▸ **WHAT TO WORK ON**
Retrieve every line of the data holding the word "text".

:: INPUT DATA

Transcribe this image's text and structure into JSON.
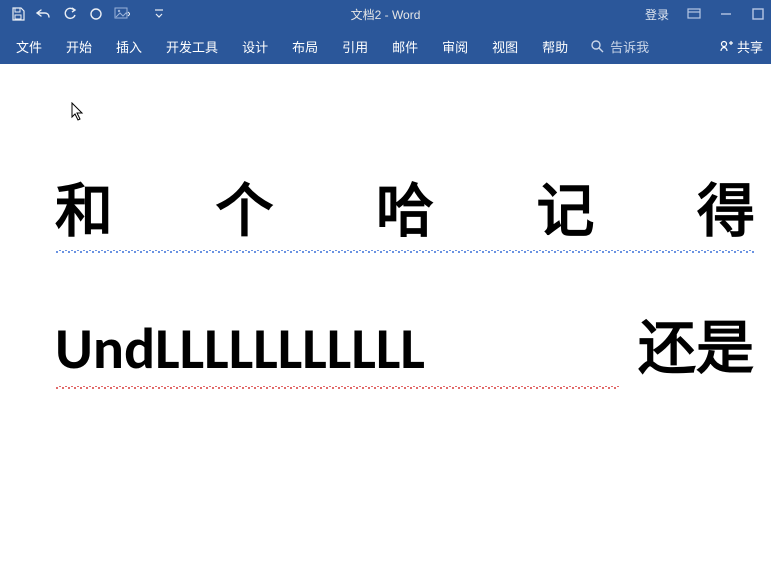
{
  "title": "文档2  -  Word",
  "account": {
    "login": "登录"
  },
  "ribbon": {
    "tabs": [
      "文件",
      "开始",
      "插入",
      "开发工具",
      "设计",
      "布局",
      "引用",
      "邮件",
      "审阅",
      "视图",
      "帮助"
    ],
    "tell_me": "告诉我",
    "share": "共享"
  },
  "document": {
    "line1_chars": [
      "和",
      "个",
      "哈",
      "记",
      "得"
    ],
    "line2_en": "UndLLLLLLLLLLL",
    "line2_cn": "还是"
  }
}
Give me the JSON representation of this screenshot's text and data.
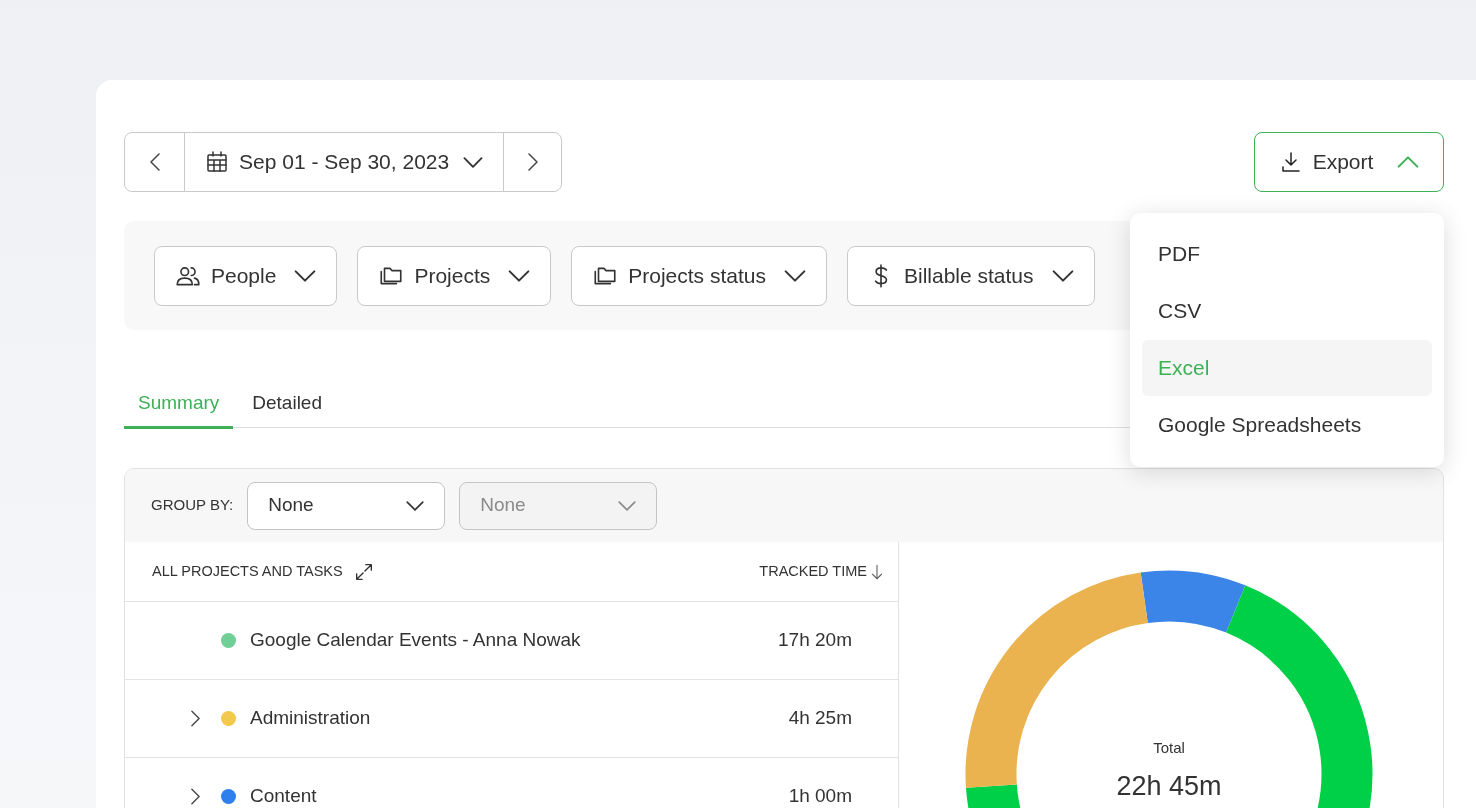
{
  "date_range": {
    "label": "Sep 01 - Sep 30, 2023"
  },
  "export": {
    "label": "Export",
    "expanded": true,
    "menu": [
      {
        "label": "PDF",
        "selected": false
      },
      {
        "label": "CSV",
        "selected": false
      },
      {
        "label": "Excel",
        "selected": true
      },
      {
        "label": "Google Spreadsheets",
        "selected": false
      }
    ]
  },
  "filters": [
    {
      "label": "People",
      "kind": "people"
    },
    {
      "label": "Projects",
      "kind": "projects"
    },
    {
      "label": "Projects status",
      "kind": "projects"
    },
    {
      "label": "Billable status",
      "kind": "billable"
    }
  ],
  "tabs": [
    {
      "label": "Summary",
      "selected": true
    },
    {
      "label": "Detailed",
      "selected": false
    }
  ],
  "group_by": {
    "label": "GROUP BY:",
    "selects": [
      {
        "value": "None",
        "disabled": false
      },
      {
        "value": "None",
        "disabled": true
      }
    ]
  },
  "table": {
    "columns": [
      "ALL PROJECTS AND TASKS",
      "TRACKED TIME"
    ],
    "rows": [
      {
        "name": "Google Calendar Events - Anna Nowak",
        "time": "17h 20m",
        "color": "#6fcf97",
        "expandable": false
      },
      {
        "name": "Administration",
        "time": "4h 25m",
        "color": "#f2c94c",
        "expandable": true
      },
      {
        "name": "Content",
        "time": "1h 00m",
        "color": "#2f80ed",
        "expandable": true
      }
    ]
  },
  "chart": {
    "total_label": "Total",
    "total": "22h 45m"
  }
}
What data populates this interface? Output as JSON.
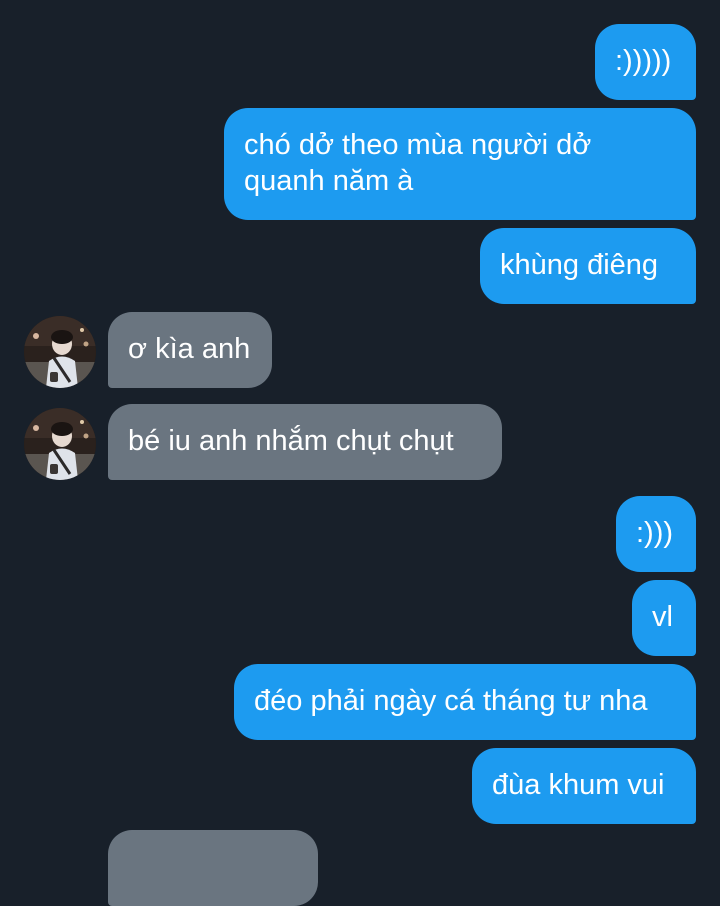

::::

▸ **EXERCISE RESPONSE**
Transcribe this image's text and structure into JSON.
Give me the JSON representation of this screenshot's text and data.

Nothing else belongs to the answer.